I often fall into this consumeristic approach to church. Me. I’m not just calling others out, here. I need to repent of it and love God more, glitz less.

Unlike the tens of millions of Chinese Christians meeting in illegal house churches, the thousands of Nigerian Christians being persecuted by Boko Haram, or the Iraqi Christians who have been forced to flee their homes, we often desire, or want to sell, entertainment. And we are befuddled or irritated when the ekklesia, the called out people of God, doesn’t give it.

Rather than the New Testament’s teaching of church as a body we are grafted into to serve and be served, we think in terms of finding a church that will appeal to our senses. We want to shop for the store in the church mall that most suits our needs. And we think, quite often, that that is what our churches should be for our unbelieving neighbors.

The most appealing store in the church mall.

Nowhere in the New Testament will you see that.

Instead, in 1 Corinthians, 1 Timothy, 2 Timothy, Titus you will see the local church presented as the outpost of the Kingdom where the Gospel is proclaimed, and which individual Christians have been adopted and grafted into.

A faithful family of committed members whose adoration for Jesus spills over into devotion for each other and for the lost.

The Word preached, unbelievers repenting and believing, believers living in obedience and then mobilizing for the Kingdom.

Quite different from an Apple Store, isn’t it?

A.W. Tozer said it far better than I ever will (as quoted in “He is Not Silent,” by Al Mohler):


“We have the breezy, self-confident Christians with little affinity for Christ and His cross. We have the joy-bell boys that can bounce out there and look as much like a game show host as possible. Yet, are they doing it for Jesus’ sake?! The hypocrites! They’re not doing it for Jesus’ sake at all; they are doing it in their own carnal flesh and are using the church as a theater because they haven’t yet reached the place where the legitimate theater would take them…

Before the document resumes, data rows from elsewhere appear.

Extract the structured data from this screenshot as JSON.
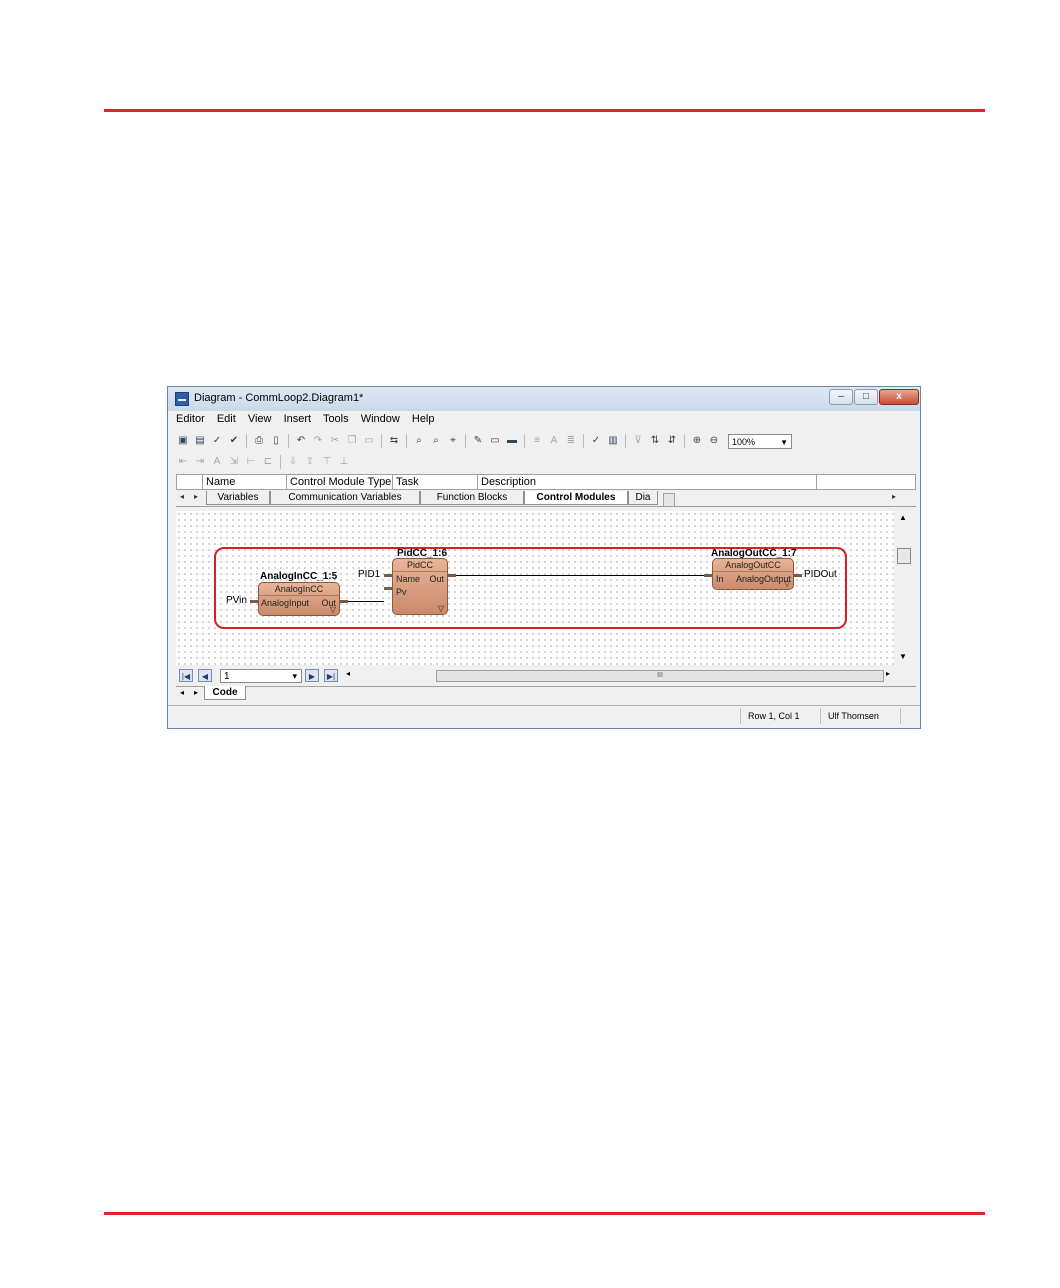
{
  "window": {
    "title": "Diagram - CommLoop2.Diagram1*",
    "buttons": {
      "minimize": "–",
      "maximize": "□",
      "close": "x"
    }
  },
  "menu": [
    "Editor",
    "Edit",
    "View",
    "Insert",
    "Tools",
    "Window",
    "Help"
  ],
  "toolbar": {
    "zoom": "100%"
  },
  "grid": {
    "columns": [
      "Name",
      "Control Module Type",
      "Task Connection",
      "Description"
    ]
  },
  "tabs": [
    "Variables",
    "Communication Variables",
    "Function Blocks",
    "Control Modules",
    "Dia"
  ],
  "active_tab": "Control Modules",
  "diagram": {
    "blocks": [
      {
        "name": "AnalogInCC_1:5",
        "type": "AnalogInCC",
        "inputs": [
          "AnalogInput"
        ],
        "outputs": [
          "Out"
        ]
      },
      {
        "name": "PidCC_1:6",
        "type": "PidCC",
        "inputs": [
          "Name",
          "Pv"
        ],
        "outputs": [
          "Out"
        ]
      },
      {
        "name": "AnalogOutCC_1:7",
        "type": "AnalogOutCC",
        "inputs": [
          "In"
        ],
        "outputs": [
          "AnalogOutput"
        ]
      }
    ],
    "labels": {
      "pvin": "PVin",
      "pid1": "PID1",
      "pidout": "PIDOut"
    }
  },
  "pager": {
    "page": "1",
    "scroll_mark": "III"
  },
  "code_tab": "Code",
  "status": {
    "position": "Row 1, Col 1",
    "user": "Ulf Thomsen"
  },
  "colors": {
    "rule": "#e0242a",
    "highlight": "#d42027",
    "block_fill": "#d99c7d"
  }
}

“It is now common practice in most evangelical churches to offer the people, especially the young people, the maximum of entertainment and a minimum of serious instruction. It is scarcely possible in most places to get anyone to attend meeting where the only attraction is God. One can only conclude that God’s professed children are bored with Him, for they must be wooed to meeting with a stick of striped candy in the form of religious movies, games and refreshments…

“Any objection to the carryings-on of our present golden calf Christianity is met with the triumphant reply, ‘But we are winning them!’ And winning them to what? To true discipleship? To cross-carrying? To self-denial? To separation from the world? To crucifixion of the flesh? To holy living? To nobility of character? To a despising of the world’s treasures? To hard self-discipline? To love for God? To total commital to Christ? Of course the answer to all these questions is ‘no.'”

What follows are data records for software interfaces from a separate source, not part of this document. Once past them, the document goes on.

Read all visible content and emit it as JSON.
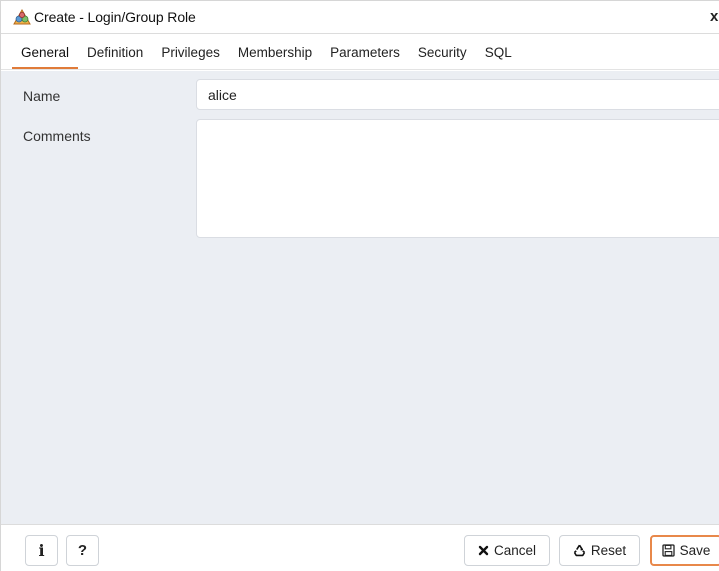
{
  "window": {
    "title": "Create - Login/Group Role",
    "close_label": "x"
  },
  "tabs": [
    {
      "label": "General",
      "active": true
    },
    {
      "label": "Definition",
      "active": false
    },
    {
      "label": "Privileges",
      "active": false
    },
    {
      "label": "Membership",
      "active": false
    },
    {
      "label": "Parameters",
      "active": false
    },
    {
      "label": "Security",
      "active": false
    },
    {
      "label": "SQL",
      "active": false
    }
  ],
  "form": {
    "name_label": "Name",
    "name_value": "alice",
    "comments_label": "Comments",
    "comments_value": ""
  },
  "footer": {
    "info_label": "i",
    "help_label": "?",
    "cancel_label": "Cancel",
    "reset_label": "Reset",
    "save_label": "Save"
  },
  "colors": {
    "accent": "#e07b39",
    "content_bg": "#ebeef3"
  },
  "icons": {
    "app": "role-icon",
    "cancel": "times-icon",
    "reset": "recycle-icon",
    "save": "floppy-disk-icon"
  }
}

Real churches made up of real members offering the real Gospel spells real hope.

I should desire and pray for that more, and look for what will suit my fancy less.

If we want to create true worshipers we must worship in truth.